→ Try it: Only the lines that hold "test" should be in the answer, each copied from the data below.

→ Material supplied:
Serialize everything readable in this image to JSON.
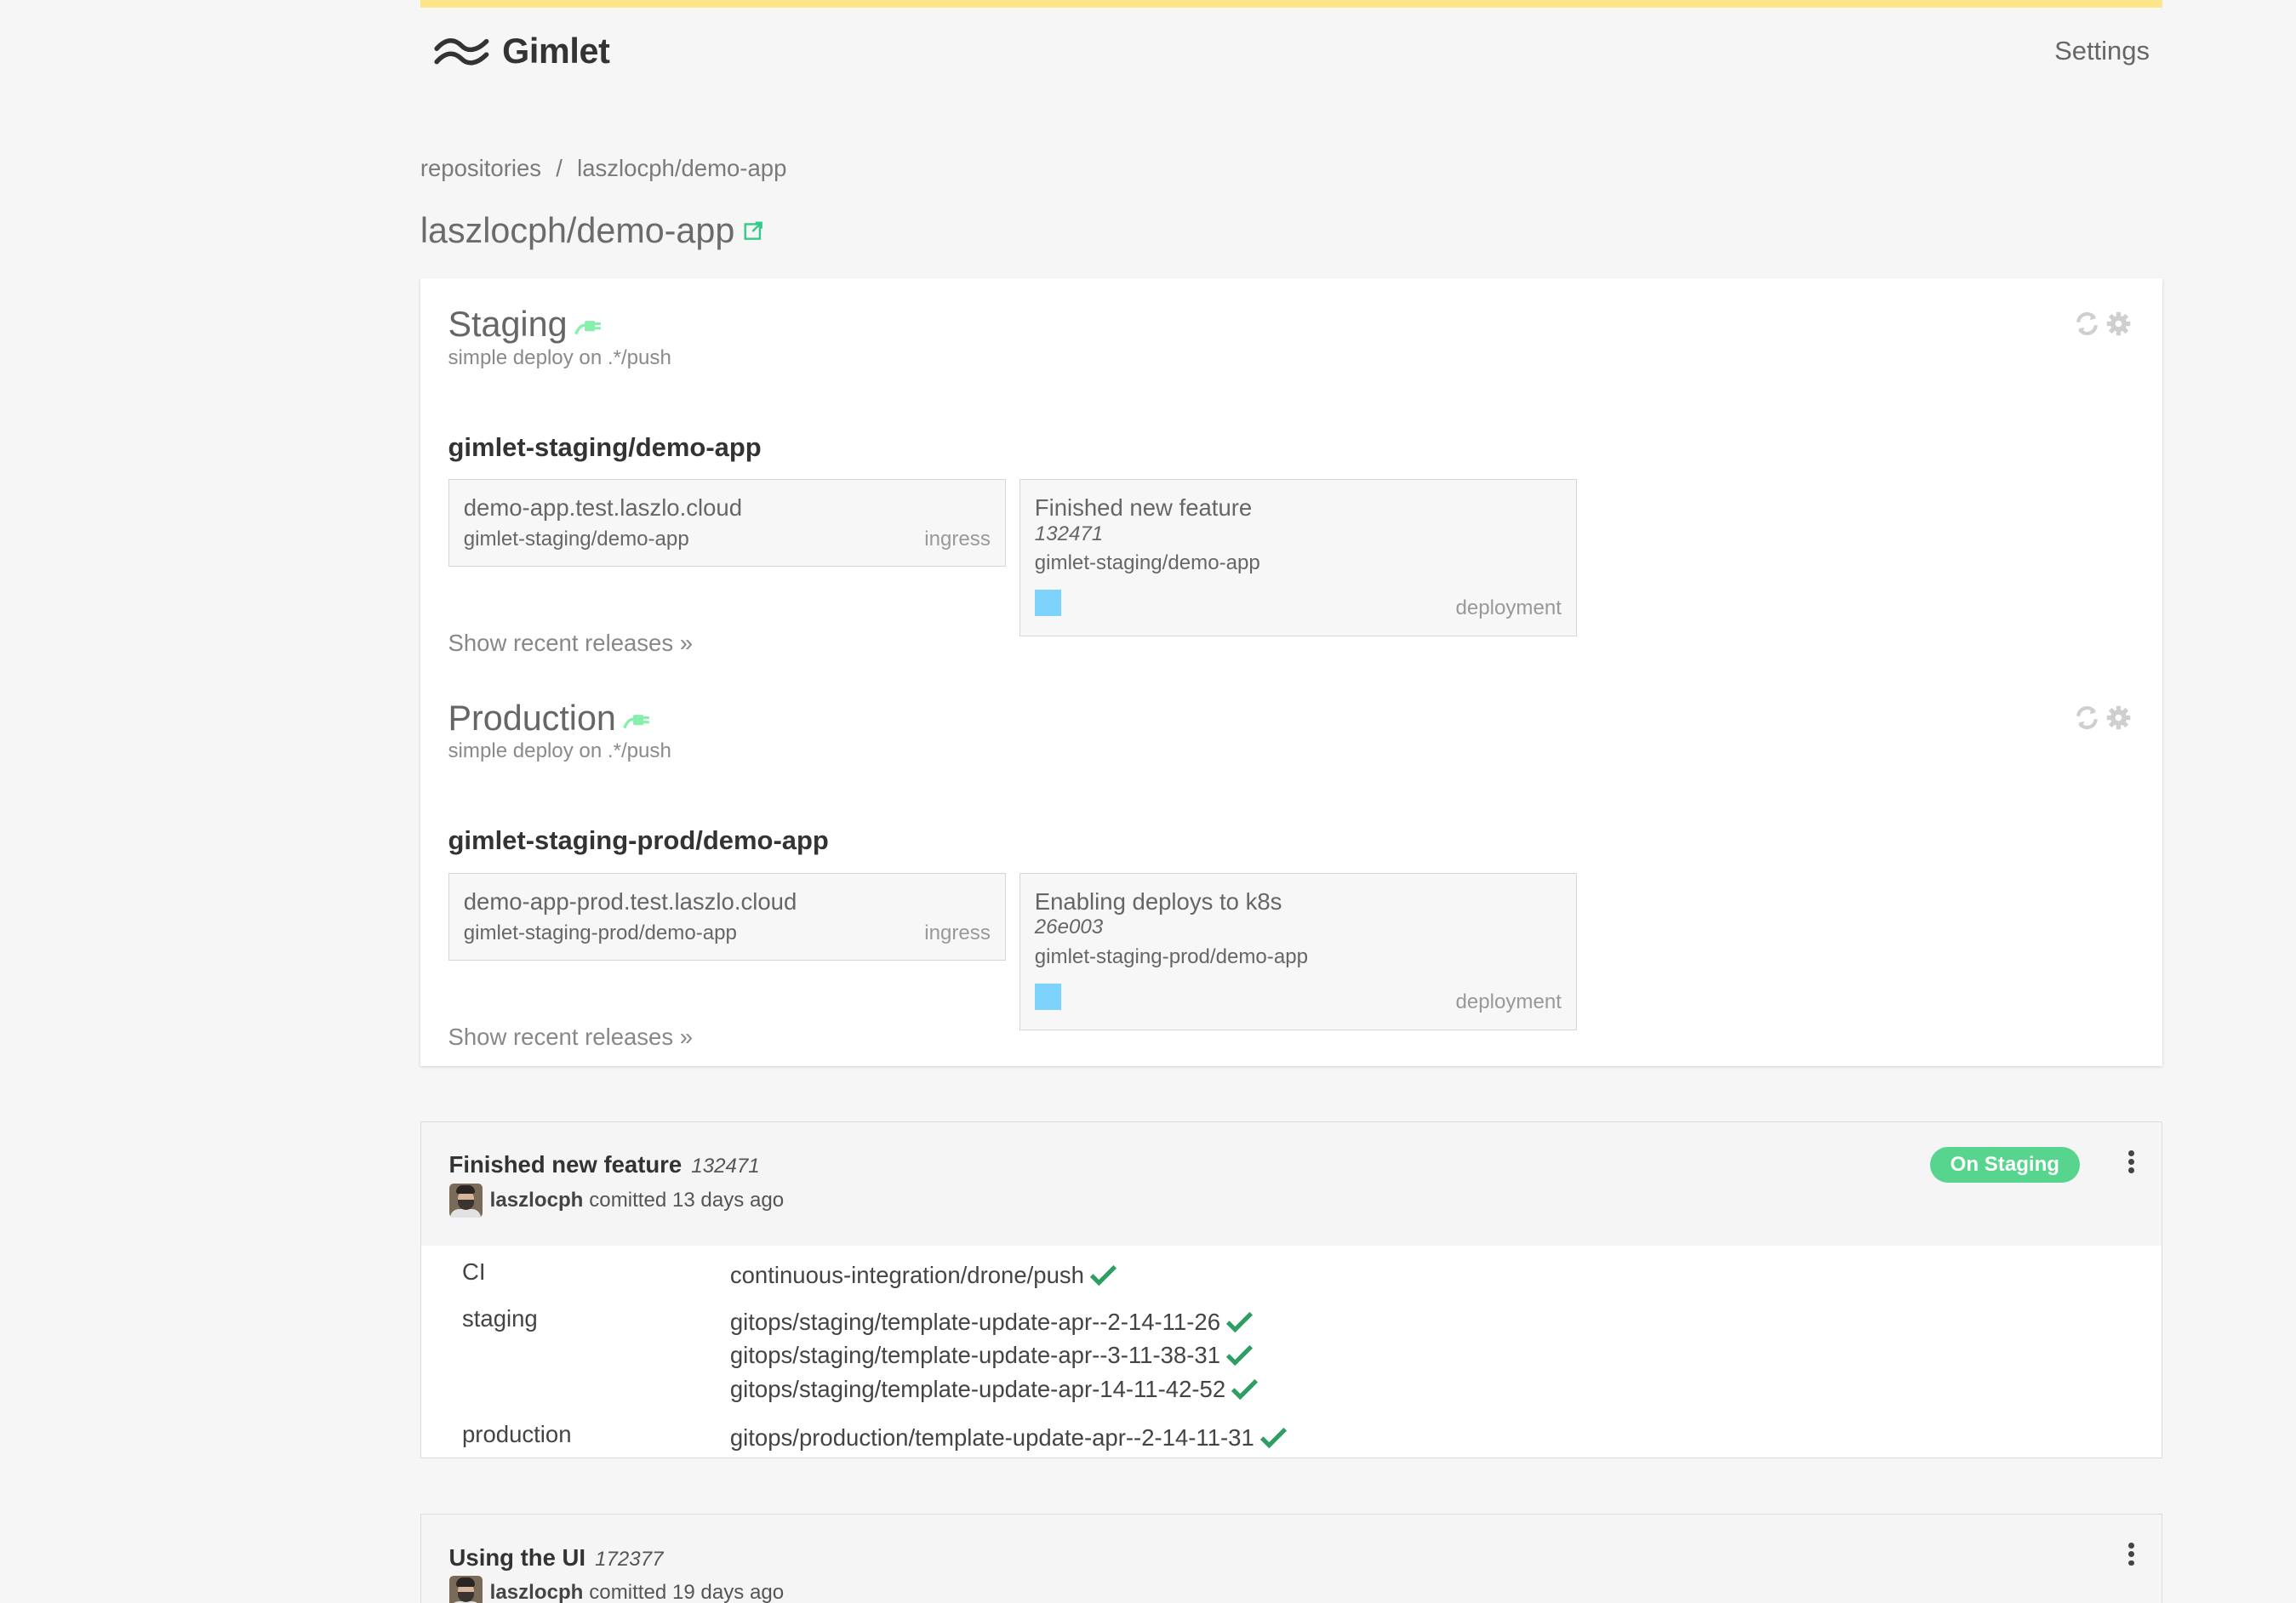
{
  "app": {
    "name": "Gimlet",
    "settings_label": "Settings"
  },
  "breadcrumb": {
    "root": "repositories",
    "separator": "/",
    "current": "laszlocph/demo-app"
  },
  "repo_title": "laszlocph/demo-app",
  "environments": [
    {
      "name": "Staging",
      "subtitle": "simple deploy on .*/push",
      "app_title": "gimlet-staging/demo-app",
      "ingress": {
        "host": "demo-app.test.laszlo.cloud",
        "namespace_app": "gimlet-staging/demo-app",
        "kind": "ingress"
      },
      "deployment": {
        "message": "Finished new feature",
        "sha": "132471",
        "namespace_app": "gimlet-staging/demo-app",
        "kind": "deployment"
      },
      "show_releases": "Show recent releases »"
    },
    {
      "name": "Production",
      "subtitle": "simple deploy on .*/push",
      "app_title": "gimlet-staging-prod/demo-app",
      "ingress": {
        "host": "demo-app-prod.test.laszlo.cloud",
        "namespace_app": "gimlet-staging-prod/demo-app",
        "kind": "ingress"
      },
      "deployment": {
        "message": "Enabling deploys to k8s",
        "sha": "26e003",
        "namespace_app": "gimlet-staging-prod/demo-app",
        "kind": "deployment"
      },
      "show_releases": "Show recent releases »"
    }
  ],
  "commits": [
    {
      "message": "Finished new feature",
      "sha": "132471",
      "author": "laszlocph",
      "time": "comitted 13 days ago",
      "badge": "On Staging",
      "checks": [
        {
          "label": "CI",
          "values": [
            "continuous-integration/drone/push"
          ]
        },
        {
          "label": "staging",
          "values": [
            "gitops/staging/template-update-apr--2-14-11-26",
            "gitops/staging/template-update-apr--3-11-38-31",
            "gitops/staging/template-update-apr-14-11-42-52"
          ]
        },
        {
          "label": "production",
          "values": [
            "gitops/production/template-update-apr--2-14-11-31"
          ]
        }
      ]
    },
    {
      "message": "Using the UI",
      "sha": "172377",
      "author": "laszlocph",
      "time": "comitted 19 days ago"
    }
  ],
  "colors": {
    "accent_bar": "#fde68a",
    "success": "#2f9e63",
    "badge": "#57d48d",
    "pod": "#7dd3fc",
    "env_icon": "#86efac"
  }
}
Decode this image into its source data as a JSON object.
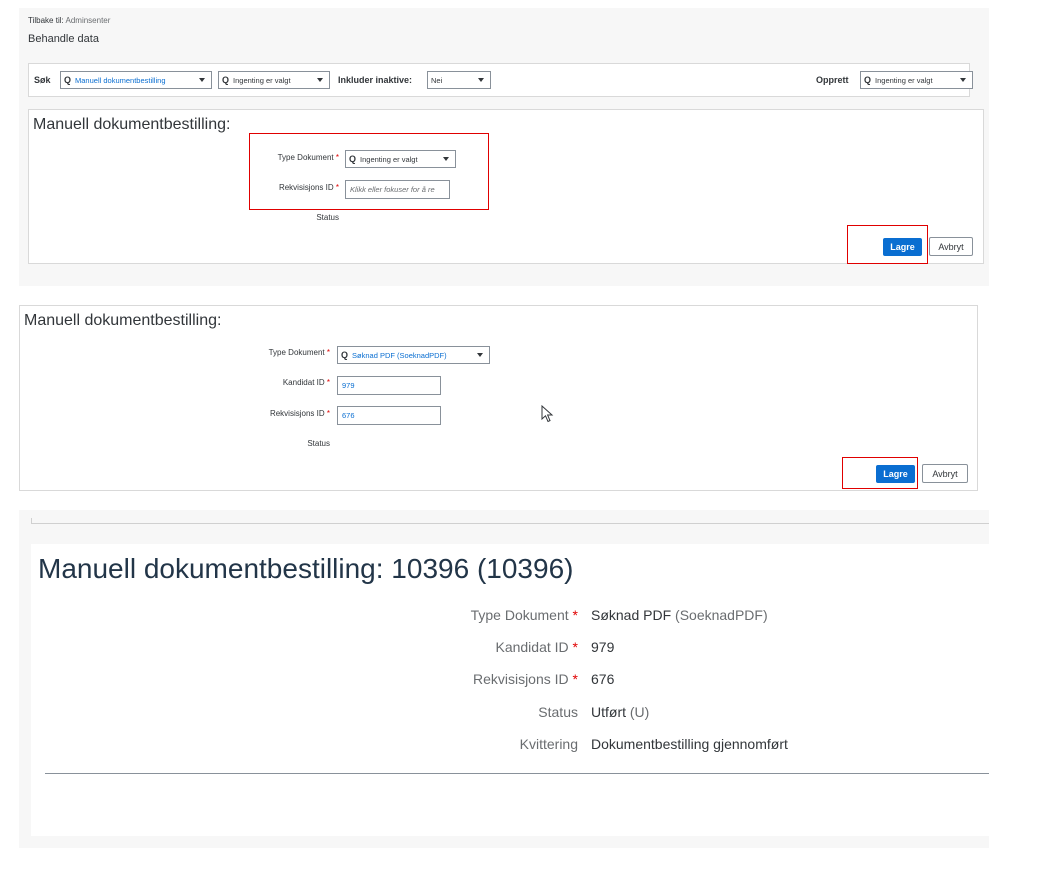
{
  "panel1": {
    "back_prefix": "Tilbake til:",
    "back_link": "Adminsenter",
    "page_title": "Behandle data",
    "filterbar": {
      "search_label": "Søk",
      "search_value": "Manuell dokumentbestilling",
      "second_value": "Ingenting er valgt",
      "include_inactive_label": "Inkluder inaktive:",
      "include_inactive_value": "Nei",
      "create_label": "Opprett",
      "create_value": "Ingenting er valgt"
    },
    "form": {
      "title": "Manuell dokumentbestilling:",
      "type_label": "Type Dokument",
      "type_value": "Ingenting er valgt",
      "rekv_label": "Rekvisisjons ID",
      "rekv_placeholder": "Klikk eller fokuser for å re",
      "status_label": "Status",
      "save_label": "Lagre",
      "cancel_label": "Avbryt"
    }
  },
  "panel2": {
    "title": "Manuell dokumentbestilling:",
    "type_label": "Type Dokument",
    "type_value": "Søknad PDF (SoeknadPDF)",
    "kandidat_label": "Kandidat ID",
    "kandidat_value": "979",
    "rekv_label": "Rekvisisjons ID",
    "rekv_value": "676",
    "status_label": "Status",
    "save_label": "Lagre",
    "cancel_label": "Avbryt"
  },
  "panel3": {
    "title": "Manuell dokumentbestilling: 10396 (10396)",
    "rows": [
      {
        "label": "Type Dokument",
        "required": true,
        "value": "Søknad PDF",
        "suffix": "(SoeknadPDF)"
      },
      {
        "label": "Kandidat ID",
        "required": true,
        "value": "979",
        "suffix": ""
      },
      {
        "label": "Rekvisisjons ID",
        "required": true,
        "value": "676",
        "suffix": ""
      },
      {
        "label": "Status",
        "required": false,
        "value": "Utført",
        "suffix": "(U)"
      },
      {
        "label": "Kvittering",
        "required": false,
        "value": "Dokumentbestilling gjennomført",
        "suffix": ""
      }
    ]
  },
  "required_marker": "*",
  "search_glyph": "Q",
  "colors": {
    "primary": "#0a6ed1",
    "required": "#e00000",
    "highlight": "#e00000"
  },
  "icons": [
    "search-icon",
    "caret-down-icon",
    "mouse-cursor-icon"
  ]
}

→ Problem solution:
        "host": "demo-app.test.laszlo.cloud",
        "host": "demo-app-prod.test.laszlo.cloud",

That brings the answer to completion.